According to Advocate General Kokott, the question whether a victim of domestic violence must be able to choose to resume cohabitation immediately with her attacker does not fall within the scope of European Union law
However the opinion of the victim must be able to be taken into consideration in order to vary the duration of an order to stay away laid down by national law
In cases of domestic violence, the Spanish courts are obliged to issue, as one of a number of criminal sanctions, an injunction restraining the perpetrator of the acts of violence from approaching his victim. That injunction is mandatory and must be issued in all cases of domestic violence, even the least serious cases such as verbal threats. That order to stay away, intended to protect the victim, is for a minimum of 6 months. Failure to comply with that order is itself a criminal offence.
Mr Gueye and Mr Salmerón Sánchez were convicted of mistreating their respective partners. They were the subject of injunctions restraining them from approaching the victim or communicating with her for a period of 17 and 16 months respectively. Some days after their conviction, Mr Gueye and Mr Salmerón Sánchez resumed cohabitation with their partners. By reason of the failure to comply with the orders to stay away imposed on them they were both arrested and convicted. Both appealed against their conviction before the Audiencia Provincial de Tarragona (Spain) (Provincial Court, Tarragona, Spain). In those appeals, the partners of the two accused consider themselves to be indirect victims of Spanish legislation. The two women argue that they have voluntarily pursued their relationship with their partner, without being compelled to do so, in the absence of any economic necessity, and that they initiated the resumption of cohabitation.
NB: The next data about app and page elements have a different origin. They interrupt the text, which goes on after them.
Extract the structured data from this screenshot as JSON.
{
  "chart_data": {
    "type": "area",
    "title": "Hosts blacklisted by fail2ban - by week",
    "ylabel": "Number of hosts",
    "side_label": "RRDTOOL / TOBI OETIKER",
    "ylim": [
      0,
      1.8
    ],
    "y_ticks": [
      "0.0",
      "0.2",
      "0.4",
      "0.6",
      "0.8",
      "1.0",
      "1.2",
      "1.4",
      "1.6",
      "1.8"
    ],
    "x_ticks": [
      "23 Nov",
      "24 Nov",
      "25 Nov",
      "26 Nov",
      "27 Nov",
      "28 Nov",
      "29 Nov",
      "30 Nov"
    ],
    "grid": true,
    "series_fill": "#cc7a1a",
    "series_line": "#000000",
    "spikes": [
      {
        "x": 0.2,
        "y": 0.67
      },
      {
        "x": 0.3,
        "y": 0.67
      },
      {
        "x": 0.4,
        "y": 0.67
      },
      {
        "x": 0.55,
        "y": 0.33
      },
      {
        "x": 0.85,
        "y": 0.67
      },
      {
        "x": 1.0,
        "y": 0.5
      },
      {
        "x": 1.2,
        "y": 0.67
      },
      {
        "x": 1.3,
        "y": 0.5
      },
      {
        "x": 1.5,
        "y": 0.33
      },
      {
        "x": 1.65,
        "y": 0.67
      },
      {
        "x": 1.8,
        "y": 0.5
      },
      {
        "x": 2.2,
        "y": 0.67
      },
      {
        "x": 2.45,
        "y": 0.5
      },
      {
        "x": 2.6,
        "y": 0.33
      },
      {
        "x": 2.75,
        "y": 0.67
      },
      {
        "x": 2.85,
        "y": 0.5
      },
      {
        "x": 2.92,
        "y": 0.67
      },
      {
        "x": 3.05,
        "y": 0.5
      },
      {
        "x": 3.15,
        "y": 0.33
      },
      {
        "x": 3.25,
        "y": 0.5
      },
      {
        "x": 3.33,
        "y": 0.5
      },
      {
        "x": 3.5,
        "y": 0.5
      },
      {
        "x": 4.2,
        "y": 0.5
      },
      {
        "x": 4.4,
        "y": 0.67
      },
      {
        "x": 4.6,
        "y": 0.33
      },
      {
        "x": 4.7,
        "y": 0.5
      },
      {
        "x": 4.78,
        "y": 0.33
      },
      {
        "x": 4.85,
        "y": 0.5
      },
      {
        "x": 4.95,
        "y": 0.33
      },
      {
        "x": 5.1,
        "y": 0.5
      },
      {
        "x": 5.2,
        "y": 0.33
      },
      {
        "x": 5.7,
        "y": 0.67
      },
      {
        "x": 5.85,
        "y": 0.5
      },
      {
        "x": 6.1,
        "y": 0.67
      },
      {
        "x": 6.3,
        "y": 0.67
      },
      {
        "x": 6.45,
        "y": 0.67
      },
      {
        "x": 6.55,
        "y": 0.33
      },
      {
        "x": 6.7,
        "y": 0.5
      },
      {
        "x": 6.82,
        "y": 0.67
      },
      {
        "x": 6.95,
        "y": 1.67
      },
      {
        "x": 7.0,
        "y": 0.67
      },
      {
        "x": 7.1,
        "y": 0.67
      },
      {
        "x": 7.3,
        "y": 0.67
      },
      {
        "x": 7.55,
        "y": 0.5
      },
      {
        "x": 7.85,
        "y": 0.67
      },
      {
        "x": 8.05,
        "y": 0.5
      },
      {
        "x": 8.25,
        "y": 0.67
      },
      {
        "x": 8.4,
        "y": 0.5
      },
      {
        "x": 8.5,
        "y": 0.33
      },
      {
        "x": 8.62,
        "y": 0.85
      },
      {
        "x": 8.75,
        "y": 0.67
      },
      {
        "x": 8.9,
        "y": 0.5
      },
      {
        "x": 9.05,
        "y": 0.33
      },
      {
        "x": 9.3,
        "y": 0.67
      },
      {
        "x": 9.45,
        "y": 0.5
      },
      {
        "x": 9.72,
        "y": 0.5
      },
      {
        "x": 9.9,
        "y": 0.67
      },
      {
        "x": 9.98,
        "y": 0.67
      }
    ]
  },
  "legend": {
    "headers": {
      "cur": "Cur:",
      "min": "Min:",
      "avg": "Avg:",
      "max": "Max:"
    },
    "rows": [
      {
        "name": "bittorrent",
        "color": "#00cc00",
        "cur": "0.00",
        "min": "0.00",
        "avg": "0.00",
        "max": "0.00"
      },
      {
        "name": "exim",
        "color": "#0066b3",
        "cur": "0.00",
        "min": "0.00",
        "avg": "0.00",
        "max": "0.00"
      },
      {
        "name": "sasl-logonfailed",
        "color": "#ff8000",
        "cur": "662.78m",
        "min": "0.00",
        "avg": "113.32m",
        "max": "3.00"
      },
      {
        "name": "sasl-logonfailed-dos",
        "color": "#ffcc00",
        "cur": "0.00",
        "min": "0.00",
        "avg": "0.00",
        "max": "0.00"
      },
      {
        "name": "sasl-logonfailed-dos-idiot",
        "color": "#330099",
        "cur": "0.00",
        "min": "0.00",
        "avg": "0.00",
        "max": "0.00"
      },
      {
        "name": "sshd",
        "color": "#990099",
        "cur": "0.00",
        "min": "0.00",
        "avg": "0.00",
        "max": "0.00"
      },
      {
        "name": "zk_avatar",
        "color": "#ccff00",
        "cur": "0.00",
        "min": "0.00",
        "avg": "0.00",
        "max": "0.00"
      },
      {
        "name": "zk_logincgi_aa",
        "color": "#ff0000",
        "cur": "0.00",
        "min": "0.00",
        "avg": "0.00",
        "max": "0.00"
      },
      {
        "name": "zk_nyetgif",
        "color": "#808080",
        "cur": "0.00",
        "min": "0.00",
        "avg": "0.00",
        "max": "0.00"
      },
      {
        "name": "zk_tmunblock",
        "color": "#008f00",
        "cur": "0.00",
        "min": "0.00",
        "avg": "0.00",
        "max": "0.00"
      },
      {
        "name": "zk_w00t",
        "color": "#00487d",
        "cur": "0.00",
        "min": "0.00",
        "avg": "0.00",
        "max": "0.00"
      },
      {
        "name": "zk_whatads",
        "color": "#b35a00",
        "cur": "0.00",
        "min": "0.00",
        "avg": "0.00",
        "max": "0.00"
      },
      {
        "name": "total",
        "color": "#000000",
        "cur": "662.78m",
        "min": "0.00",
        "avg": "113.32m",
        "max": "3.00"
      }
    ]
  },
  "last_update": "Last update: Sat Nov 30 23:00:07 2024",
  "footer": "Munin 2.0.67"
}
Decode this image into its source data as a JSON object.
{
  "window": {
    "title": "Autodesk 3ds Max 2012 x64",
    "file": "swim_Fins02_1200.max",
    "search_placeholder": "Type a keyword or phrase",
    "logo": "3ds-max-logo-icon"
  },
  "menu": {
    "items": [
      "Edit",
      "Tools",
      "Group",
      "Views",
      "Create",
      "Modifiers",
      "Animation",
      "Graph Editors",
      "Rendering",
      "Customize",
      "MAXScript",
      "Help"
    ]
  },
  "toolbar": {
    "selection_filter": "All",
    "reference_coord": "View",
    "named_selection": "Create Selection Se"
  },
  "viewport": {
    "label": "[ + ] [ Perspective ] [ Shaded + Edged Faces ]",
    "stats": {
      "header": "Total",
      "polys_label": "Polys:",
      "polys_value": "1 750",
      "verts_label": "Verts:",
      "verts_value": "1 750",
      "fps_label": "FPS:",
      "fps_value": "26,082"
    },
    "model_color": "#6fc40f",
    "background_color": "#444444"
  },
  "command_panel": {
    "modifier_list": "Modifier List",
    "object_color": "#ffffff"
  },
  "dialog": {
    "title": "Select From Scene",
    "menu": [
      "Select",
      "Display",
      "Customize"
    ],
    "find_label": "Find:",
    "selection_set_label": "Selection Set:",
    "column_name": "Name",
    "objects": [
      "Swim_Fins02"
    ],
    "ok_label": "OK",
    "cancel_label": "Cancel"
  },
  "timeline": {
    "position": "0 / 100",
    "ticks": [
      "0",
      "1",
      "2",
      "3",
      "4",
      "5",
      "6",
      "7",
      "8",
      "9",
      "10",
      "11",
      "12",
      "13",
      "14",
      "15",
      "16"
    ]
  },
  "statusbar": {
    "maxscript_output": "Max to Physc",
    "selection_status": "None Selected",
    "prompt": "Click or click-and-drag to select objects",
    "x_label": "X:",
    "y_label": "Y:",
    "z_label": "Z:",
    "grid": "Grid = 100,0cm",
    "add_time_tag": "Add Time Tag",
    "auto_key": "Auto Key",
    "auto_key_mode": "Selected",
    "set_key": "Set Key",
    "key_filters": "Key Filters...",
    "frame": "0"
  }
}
In that context, the Audiencia Provincial de Tarragona asks essentially whether framework-decision 2001/220/JHA on the standing of victims in criminal proceedings1precludes national legislation which, where crimes are committed within the family, prescribe that a mandatory injunction is to be imposed on the perpetrator of the violence prohibiting him from approaching the victim without providing for the possibility to dispense with that injunction after weighing the circumstances of the case and, in particular, the victim’s wish to resume her relationship with the perpetrator.
In her Opinion today, Advocate General Kokott recognises, first of all, that a mandatory injunction of that kind is at the crossroads of the requirement of effective public action against domestic violence and the victim’s right to respect for her private and family life. Nonetheless, she takes the view that that difficult question of balancing the various interests does not fall within the scope of Framework Decision 2001/220.
In that connection, Ms Kokott states that Framework Decision 2001/220 does not govern in a general manner all of the aspects of the protection of victims, but those relating to procedural guarantees in criminal proceedings (such as the hearing, the provision of evidence, the right to receive information, etc).
1 Council Framework Decision 2001/220/JHA of 15 March 2001 on the standing of victims in criminal proceedings (OJ 2001 L 82, p. 1).
The Advocate General takes the view that the form and duration of the penalties that the Member States may provide for in domestic violence cases is not covered by procedural guarantees or therefore the Framework Decision. Consequently, the Advocate General concludes that the appropriateness of a penalty such as the automatic injunction under Spanish law cannot be examined in the light of Framework Decision 2001/220.
Second, the Advocate General examines the extent of the victim’s right to be heard recognised by the Framework-Decision and the effects of such a right on the penalty to be adopted against the perpetrator of the crime.
In that connection, Ms Kokott states that the victim’s right to be heard by the courts requires the Member States to give her the opportunity to express her opinion as to the imposition of an order to stay away where the victim maintains a close personal relationship with the perpetrator and where such an order thus produces indirect effects on her private and family life. In order to guarantee the effectiveness of the right to be heard, the Advocate General takes the view that it must be possible for the court to take account of the victim’s statement in order to determine the sanction, while respecting the minimum and maximum thresholds for the penalty laid down by national law. However, that requirement does not mean that the determination of the penalty should be subject to the victim’s discretion or that the court with jurisdiction should be bound by the latter’s assessment.
NOTE: The Advocate General’s Opinion is not binding on the Court of Justice. It is the role of the Advocates General to propose to the Court, in complete independence, a legal solution to the cases for which they are responsible. The Judges of the Court are now beginning their deliberations in this case. Judgment will be given at a later date.
NOTE: A reference for a preliminary ruling allows the courts and tribunals of the Member States, in disputes which have been brought before them, to refer questions to the Court of Justice about the interpretation of European Union law or the validity of a European Union act. The Court of Justice does not decide the dispute itself. It is for the national court or tribunal to dispose of the case in accordance with the Court’s decision, which is similarly binding on other national courts or tribunals before which a similar issue is raised.
Unofficial document for media use, not binding on the Court of Justice.
The full text of the Opinion is published on the CURIA website on the day of delivery.
Press contact: Christopher Fretwell (+352) 4303 3355